It’s a crime that causes no physical suffering, yet graffiti is damaging in so many other ways. It’s estimated the so-called ‘tagging’ of public buildings such as schools, hospitals and businesses results in a monumental cost to the taxpayer. In London alone, it’s reported the public purse shells-out £7 million per year to help local authorities remove unwanted scrawls from walls, signage and council-owned properties.
The national figure is even more distressing. It’s estimated the cost of graffiti removal throughout the country is over £1 billion a year. Public transport suffers particularly badly at the hands of paint or spray-totting vandals, with London Underground alone earmarking an annual £1 million to replace glass defaced by ugly etchings.
Nuisance graffiti should not be confused with the sort of street art which involves the painstaking decoration of pavements and the like and adds a dash of carefully-sculptured colour to otherwise drab, urbanised environments. The graffiti the majority of the world would like to see wiped-out is the purposeless, random scarring of everyday sites and objects which instills a perverse sense of achievement within the ‘artist’, and a sense of despair within everyone else.
UK law is doing its bit to deter the vandals. Britain is one of the few countries in Western Europe where graffiti-ists face a substantial fine or jail-term depending on the severity of the offence. The maximum penalty for 12 - to17-year-olds is 24 months’ detention, whilst adults face serving up to 10 years behind bars for deliberately defacing property.

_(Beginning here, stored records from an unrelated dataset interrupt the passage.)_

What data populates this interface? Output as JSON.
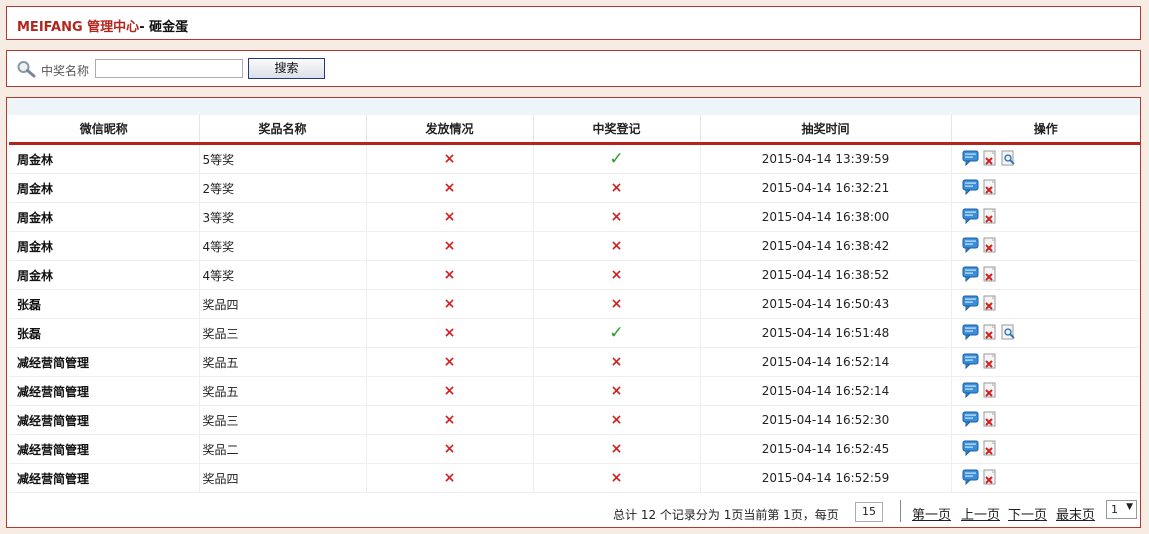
{
  "header": {
    "brand": "MEIFANG 管理中心",
    "page": "- 砸金蛋"
  },
  "search": {
    "label": "中奖名称",
    "value": "",
    "placeholder": "",
    "button": "搜索"
  },
  "table": {
    "columns": [
      "微信昵称",
      "奖品名称",
      "发放情况",
      "中奖登记",
      "抽奖时间",
      "操作"
    ],
    "rows": [
      {
        "nickname": "周金林",
        "prize": "5等奖",
        "issued": "×",
        "registered": "✓",
        "time": "2015-04-14 13:39:59",
        "ops": [
          "message-icon",
          "delete-icon",
          "view-icon"
        ]
      },
      {
        "nickname": "周金林",
        "prize": "2等奖",
        "issued": "×",
        "registered": "×",
        "time": "2015-04-14 16:32:21",
        "ops": [
          "message-icon",
          "delete-icon"
        ]
      },
      {
        "nickname": "周金林",
        "prize": "3等奖",
        "issued": "×",
        "registered": "×",
        "time": "2015-04-14 16:38:00",
        "ops": [
          "message-icon",
          "delete-icon"
        ]
      },
      {
        "nickname": "周金林",
        "prize": "4等奖",
        "issued": "×",
        "registered": "×",
        "time": "2015-04-14 16:38:42",
        "ops": [
          "message-icon",
          "delete-icon"
        ]
      },
      {
        "nickname": "周金林",
        "prize": "4等奖",
        "issued": "×",
        "registered": "×",
        "time": "2015-04-14 16:38:52",
        "ops": [
          "message-icon",
          "delete-icon"
        ]
      },
      {
        "nickname": "张磊",
        "prize": "奖品四",
        "issued": "×",
        "registered": "×",
        "time": "2015-04-14 16:50:43",
        "ops": [
          "message-icon",
          "delete-icon"
        ]
      },
      {
        "nickname": "张磊",
        "prize": "奖品三",
        "issued": "×",
        "registered": "✓",
        "time": "2015-04-14 16:51:48",
        "ops": [
          "message-icon",
          "delete-icon",
          "view-icon"
        ]
      },
      {
        "nickname": "减经营简管理",
        "prize": "奖品五",
        "issued": "×",
        "registered": "×",
        "time": "2015-04-14 16:52:14",
        "ops": [
          "message-icon",
          "delete-icon"
        ]
      },
      {
        "nickname": "减经营简管理",
        "prize": "奖品五",
        "issued": "×",
        "registered": "×",
        "time": "2015-04-14 16:52:14",
        "ops": [
          "message-icon",
          "delete-icon"
        ]
      },
      {
        "nickname": "减经营简管理",
        "prize": "奖品三",
        "issued": "×",
        "registered": "×",
        "time": "2015-04-14 16:52:30",
        "ops": [
          "message-icon",
          "delete-icon"
        ]
      },
      {
        "nickname": "减经营简管理",
        "prize": "奖品二",
        "issued": "×",
        "registered": "×",
        "time": "2015-04-14 16:52:45",
        "ops": [
          "message-icon",
          "delete-icon"
        ]
      },
      {
        "nickname": "减经营简管理",
        "prize": "奖品四",
        "issued": "×",
        "registered": "×",
        "time": "2015-04-14 16:52:59",
        "ops": [
          "message-icon",
          "delete-icon"
        ]
      }
    ]
  },
  "pager": {
    "info": "总计  12 个记录分为  1页当前第  1页，每页",
    "per_page": "15",
    "first": "第一页",
    "prev": "上一页",
    "next": "下一页",
    "last": "最末页",
    "page_select": "1"
  },
  "colors": {
    "accent": "#b3261e",
    "cross": "#d42020",
    "check": "#2b9a2b",
    "panel_bg": "#f6ece4"
  }
}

Paying the penalty
The threat of incarceration did nothing to dissuade a gang of teenagers from engaging in 125 spray paint attacks on trains and trams across Manchester. The two-year campaign between 2012 and 2014 resulted in damage totalling £123,000 and a court appearance for the five youths which attracted nationwide media attention.
The gang, who filmed themselves carrying out the attacks, some of which took place during daylight whilst passengers were actually on the train, pleaded guilty to conspiracy to commit criminal damage, claiming in court they hadn’t realised their ‘graffiti-bombing’ of public transport was a crime. Each of the five defendants received a suspended custodial sentence.
If the courts are to get tough on graffiti, where is the substance that is tough on the damage itself, ensuring its quick and easy removal? Sika has developed a product which not only removes recurrent graffiti with a simple jet wash; it acts as an effective deterrent to illegal fly-posting.
Brush or roller applied, Sikagard®-850 AG Anti-Graffiti and Anti-Poster requires nothing more than a cold water hose and clean cloth to make good a defaced structure or vehicle. This simple process eliminates the need for chemically-bound detergents or aggressive cleansers, making it a cost-effective, environmentally-friendly graffiti deterrent.
Once applied, Sikagard®-850 AG leaves a glossy film on surfaces to ensure illegally-pasted posters fall-off in days.
Benefits of Sikagard®-850:
Unfortunately, public infrastructure is viewed by graffiti vandals as a blank canvas on which to express their baffling sense of the artistic, and all the while the ingredients remain at their disposal – paint; a spray can; a bare wall – the defacement will continue. For every instance of creative vandalism, however, there is now a soluble solution – Sikagard®-850 – the simplicity of which is an art-form in itself.